**What is needed**
Report the count of lines in the records that contain "username", without any added text.
[[ Excerpted data, beginning ]]
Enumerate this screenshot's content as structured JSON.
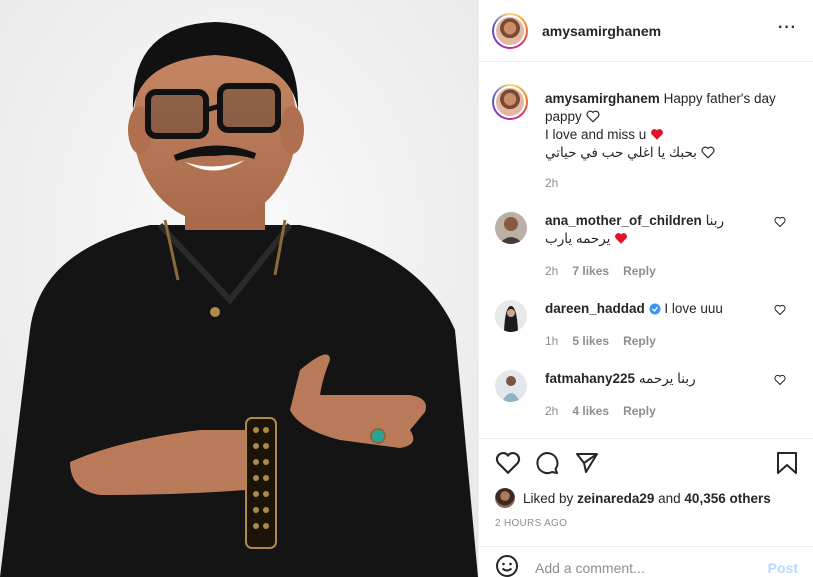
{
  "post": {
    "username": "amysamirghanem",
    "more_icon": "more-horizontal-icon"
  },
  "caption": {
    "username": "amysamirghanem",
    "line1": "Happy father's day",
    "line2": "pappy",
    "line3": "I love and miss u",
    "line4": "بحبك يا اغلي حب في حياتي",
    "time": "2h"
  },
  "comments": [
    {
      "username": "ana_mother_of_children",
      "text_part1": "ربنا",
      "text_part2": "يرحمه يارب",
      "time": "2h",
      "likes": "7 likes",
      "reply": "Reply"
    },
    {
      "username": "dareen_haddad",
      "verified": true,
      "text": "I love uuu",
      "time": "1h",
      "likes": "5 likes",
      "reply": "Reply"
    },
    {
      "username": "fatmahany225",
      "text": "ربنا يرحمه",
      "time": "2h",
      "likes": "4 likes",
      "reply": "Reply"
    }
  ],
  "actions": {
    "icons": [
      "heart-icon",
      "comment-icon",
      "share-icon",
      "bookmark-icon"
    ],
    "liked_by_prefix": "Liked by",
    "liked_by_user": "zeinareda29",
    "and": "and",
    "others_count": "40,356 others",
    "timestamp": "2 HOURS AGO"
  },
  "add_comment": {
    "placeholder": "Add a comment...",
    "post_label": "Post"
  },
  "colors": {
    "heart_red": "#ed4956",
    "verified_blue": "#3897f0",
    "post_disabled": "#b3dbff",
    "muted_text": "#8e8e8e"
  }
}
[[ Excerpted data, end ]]
**Written response**
5